November 3, 2010

Brian McGrattan Wishes He Was Chris Neil... Secretly at Least

When Ottawa Senator Chris Neil makes you look unclassy in comparison, you've got a problem. But that's just the situation in which Boston Bruin Brian McGrattan finds himself after calling out Neil through the media on Monday.

After Neil fought McGrattan's soon-to-be teammate Dennis Seidenberg on Saturday, McGrattan said that it was "typical Chris Neil" to do something worthy of getting kicked out of a game, adding that he always had to protect him when the two were teammates between 2005 and 2008. All Neil said in response: "I'm sure he's trying to get into the line-up. I have nothing bad to say about the guy."

It's interesting to note that McGrattan has yet to play a game for the Boston Bruins after signing a contract as an unrestricted free agent with the team in mid-October and being assigned to the Providence Bruins for conditioning. Even though he was recalled on Monday, McGrattan should have taken the three-game stint in the AHL as an opportunity to get used to his surroundings, because he's likely due for an extended stay in the minor leagues somewhere in the near future.

That isn't because McGrattan would have a hard time finding the back of the net blessed with binoculars and optimal seating two feet from the goal line (47 points in 197 career AHL games is kind of proof of that). That isn't even just because the Bruins already have a more-than-capable heavyweight in Shawn Thornton. No, it's mostly because even five years after the Senators gave him his first taste of NHL action he has yet to establish himself as a full-time NHL enforcer. His one claim to fame? Establishing the AHL record for most penalty minutes in one season in 2004-2005 (551), which, for a guy trying to prove himself capable of playing with the big boys, is like beating up on all the guys who are smaller than you. Really not all that impressive unless you're looking to become a professional bully... or as this clip shows one psychotic bad-ass.

What's "typical" Brian McGrattan? Well, admittedly not swinging his stick like a baseball bat. That was just a one-time thing (hopefully, anyway). Who really knows? He did enter the league's substance-abuse program in 2008, but it would be wrong to hold that against him. What should be held against him is his need to criticize Neil for attacking Seidenberg, who wasn't looking to fight, when he once did the same thing to then-Los Angeles King Sean Avery. Granted, he did everyone a favour by trying to put Avery in his place then, but there's little room for hypocrisy when it comes to making a living as a tough guy. People are supposed to fear and revere you for your toughness... not act afraid of you on the ice and laugh at you behind your back.
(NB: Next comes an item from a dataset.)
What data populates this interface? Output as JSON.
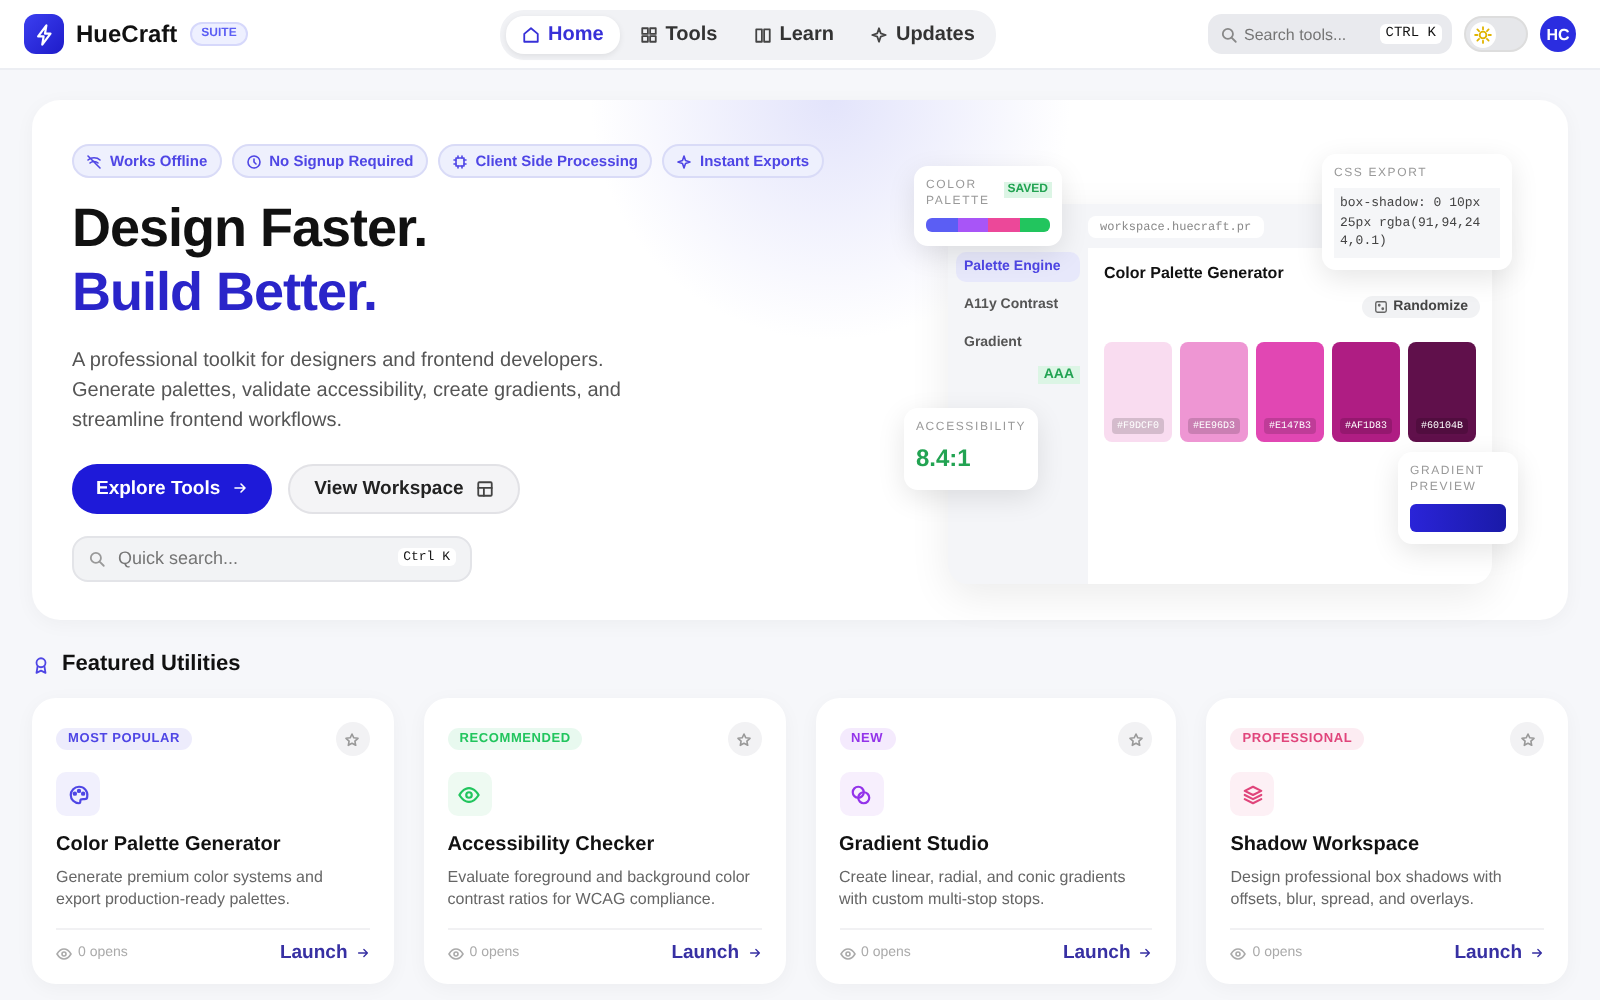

Now Neil does take his fair share of cheap shots. He's not exactly a clean player, but for McGrattan to suggest that it was his job to protect Neil and "fight all his battles for him the next time" they played the same team implies that a) Neil doesn't know how to fight and b) McGrattan somehow was actually able to play his way into the Senators' lineup once every blue moon. His game totals actually decreased in each of the three seasons he was with Ottawa (to a low of 38), while Neil earned himself a regular shift and a reputation as a timely contributor on offense (as well as a cheap-shot artist).

For the record, according to, McGrattan has a regular-season record of 28-17-8, for a total of 53 fights. Neil has appeared in 112 dating back to the 2001-2002 season. Since McGrattan first got into the league in 2005-2006, Neil has fought 55 times. During McGrattan's time with the Senators, he fought 37 times, while Neil did 26 times. In those 26 fights, Neil actually fought several tough customers, including Hal Gill (who's not a fighter, but is still huge), Tie Domi, Aaron Downey, Darcy Hordichuk, Paul Gaustad, McGrattan's other soon-to-be teammate in Thornton, and, my personal favourite, Donald Brashear, a bout with which Neil actually did McGrattan's job for him and not the other way around.

Jealousy is an ugly emotion. It's even uglier on McGrattan. Now, admittedly that's due in part to his brutish appearance. But that gives him little right to talk smack about another player when it's become abundantly clear that Neil is right when he says he's only trying to make his way back into a regular role in the NHL.

The Bruins next play the Senators on November 13 in Boston, and I'm sure Neil will be happy to oblige McGrattan should he come looking for a fight. After all, that's what ex-teammates tend to do for one another... that is if McGrattan actually gets a chance to play.

No comments:

Post a Comment